Most mid-sized firms prefer focus on their business and partner with a vendor who can deliver services that are either too expensive to develop in-house or too difficult to staff. Managed detection and response services provide threat hunting and response services that can complement in-house expertise in network and logging management.
What advice would you give to a newly appointed CISO that needs to strike a balance between data use and the associated risks? What are the priorities for a successful data security plan?
IT and security are stressed by the opposing forces of the demand for competitive advantages through adoption of technology, and while mitigating, lowering or avoiding risks that could materially impact the business. The reality is that most if not all data is digitized and shared across an ever more distributed IT environment and scattered workforce.
Cybersecurity is a risk issue and not a IT practice. And CISOs need to speak the language of the Board and executives. It’s critical to consider risk, align with the general counsel and provide technical information in a way that resonates with business leaders. The role of the CISO is to impact the quantifiable risk, with mitigation strategies so that business leaders can make an informed decision about spend and risk tolerance.
CISO top priorities:
- Regular cadence of annual planning, quarterly reporting to the board.
- Dashboard and flash communications that focus on regulatory changes, security performance, risk registry, and incident testing and results.
- Run 2-4 annual incident simulations based on most likely scenarios. Engage the board in their role and review findings.
CISOs and board alike can leverage public documents such as the National Association of Corporate Directors (NACD) Cyber Risk Handbook and the National Cyber Security Centre (NCSC) Board Toolkit for programs, dashboards and best practices.
What do you see as the key challenges for the information security industry over the next five years?
Budgets for security continue to grow, and in smaller firms, now garners the attention of senior management, the board, and even strategic investors. This is a blessing and a curse. The blessing is direct access to decision makers, resources and funds to run a security program. Perhaps an exaggeration, the curse is direct access and ever watching spotlight. It’s important to proactively address security concerns, focus on risk not security tools, and engage the board in decision making rather than coming with hands out for more funds and headcount.

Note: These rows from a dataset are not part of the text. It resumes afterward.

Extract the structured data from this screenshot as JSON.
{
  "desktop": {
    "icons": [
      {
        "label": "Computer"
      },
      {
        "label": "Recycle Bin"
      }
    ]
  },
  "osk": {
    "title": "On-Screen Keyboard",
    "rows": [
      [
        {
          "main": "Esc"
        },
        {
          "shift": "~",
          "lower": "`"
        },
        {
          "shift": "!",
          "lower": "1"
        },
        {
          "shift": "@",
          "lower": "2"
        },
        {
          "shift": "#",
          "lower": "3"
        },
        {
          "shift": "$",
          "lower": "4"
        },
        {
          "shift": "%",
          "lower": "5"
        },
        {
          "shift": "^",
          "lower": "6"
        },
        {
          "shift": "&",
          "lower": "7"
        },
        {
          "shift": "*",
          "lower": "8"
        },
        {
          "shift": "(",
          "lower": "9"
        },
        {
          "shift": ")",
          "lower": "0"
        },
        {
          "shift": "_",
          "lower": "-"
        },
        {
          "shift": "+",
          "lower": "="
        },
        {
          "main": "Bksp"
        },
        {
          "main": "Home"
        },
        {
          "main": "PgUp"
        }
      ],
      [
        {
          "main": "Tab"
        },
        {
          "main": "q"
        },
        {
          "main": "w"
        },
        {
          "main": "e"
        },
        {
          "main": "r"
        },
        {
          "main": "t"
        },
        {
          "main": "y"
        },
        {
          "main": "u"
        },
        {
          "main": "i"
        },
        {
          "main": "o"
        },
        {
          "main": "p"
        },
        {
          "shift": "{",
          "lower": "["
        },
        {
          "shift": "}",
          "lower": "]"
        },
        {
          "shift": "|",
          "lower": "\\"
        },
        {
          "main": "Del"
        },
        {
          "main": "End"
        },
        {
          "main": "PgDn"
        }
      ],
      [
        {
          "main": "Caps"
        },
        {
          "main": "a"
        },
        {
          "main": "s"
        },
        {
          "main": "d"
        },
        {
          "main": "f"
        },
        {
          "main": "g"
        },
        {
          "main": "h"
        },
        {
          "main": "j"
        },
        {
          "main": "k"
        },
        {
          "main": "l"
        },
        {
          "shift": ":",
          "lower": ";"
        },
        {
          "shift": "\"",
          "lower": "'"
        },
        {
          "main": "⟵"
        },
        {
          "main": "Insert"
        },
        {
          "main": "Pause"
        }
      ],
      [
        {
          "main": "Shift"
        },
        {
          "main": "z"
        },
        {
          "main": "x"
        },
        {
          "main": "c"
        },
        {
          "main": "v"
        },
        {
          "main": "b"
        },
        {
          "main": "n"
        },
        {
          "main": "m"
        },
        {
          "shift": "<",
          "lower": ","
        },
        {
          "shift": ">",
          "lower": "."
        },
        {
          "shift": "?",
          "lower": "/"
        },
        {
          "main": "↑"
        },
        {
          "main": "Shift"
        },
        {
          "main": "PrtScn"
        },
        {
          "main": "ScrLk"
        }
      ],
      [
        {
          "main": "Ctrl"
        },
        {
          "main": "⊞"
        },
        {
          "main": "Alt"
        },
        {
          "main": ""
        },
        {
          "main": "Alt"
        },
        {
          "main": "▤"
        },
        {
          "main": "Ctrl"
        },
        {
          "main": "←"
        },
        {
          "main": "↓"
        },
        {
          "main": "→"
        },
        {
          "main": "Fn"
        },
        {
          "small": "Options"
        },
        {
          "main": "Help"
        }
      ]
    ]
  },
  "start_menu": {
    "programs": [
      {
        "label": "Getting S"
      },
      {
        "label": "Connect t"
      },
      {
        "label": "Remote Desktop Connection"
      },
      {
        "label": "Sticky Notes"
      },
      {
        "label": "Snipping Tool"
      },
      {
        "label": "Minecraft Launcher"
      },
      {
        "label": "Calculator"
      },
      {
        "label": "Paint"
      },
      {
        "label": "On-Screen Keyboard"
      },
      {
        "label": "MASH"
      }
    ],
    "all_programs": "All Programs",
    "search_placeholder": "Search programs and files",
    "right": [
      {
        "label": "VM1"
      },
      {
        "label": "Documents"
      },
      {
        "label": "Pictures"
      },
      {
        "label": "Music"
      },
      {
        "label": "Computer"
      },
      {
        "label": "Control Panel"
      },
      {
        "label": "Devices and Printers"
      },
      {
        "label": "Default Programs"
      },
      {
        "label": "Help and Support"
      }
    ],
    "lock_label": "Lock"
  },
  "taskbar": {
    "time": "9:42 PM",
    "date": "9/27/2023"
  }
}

Attacks that leverage your own tools (living off the land) will increase and the subtlety of these attacks will provide almost perfect camouflage with which to hide in plain sight within your environment. This means controls must tighten, relying on multiple stages, and systems that look for a collection of anomalies instead of well know signatures and patterns. AI, behavioural analytics and user access controls will become paramount.
The consequences of breaches will continue to tighten the reins of accountability. Insurance firms will hones their actuarial data and demand heightened security. More claims will be rejected when the insurer thinks the claimant failed to meet basic security standards, and courts will treat cyber claims under tort law which means well understood damages, and the ability for plaintiffs to collect without proving damages. As in, the risk of damage associated with exposed data will be rough for courts to award settlements.
The adoption of emerging technology will accelerate shortening the window in which security professionals can access risk and deploy mitigation strategies. Interconnected and always connected (5G) devices will be pervasive and accelerate the drive for distributed workforces and perimeter less organizations.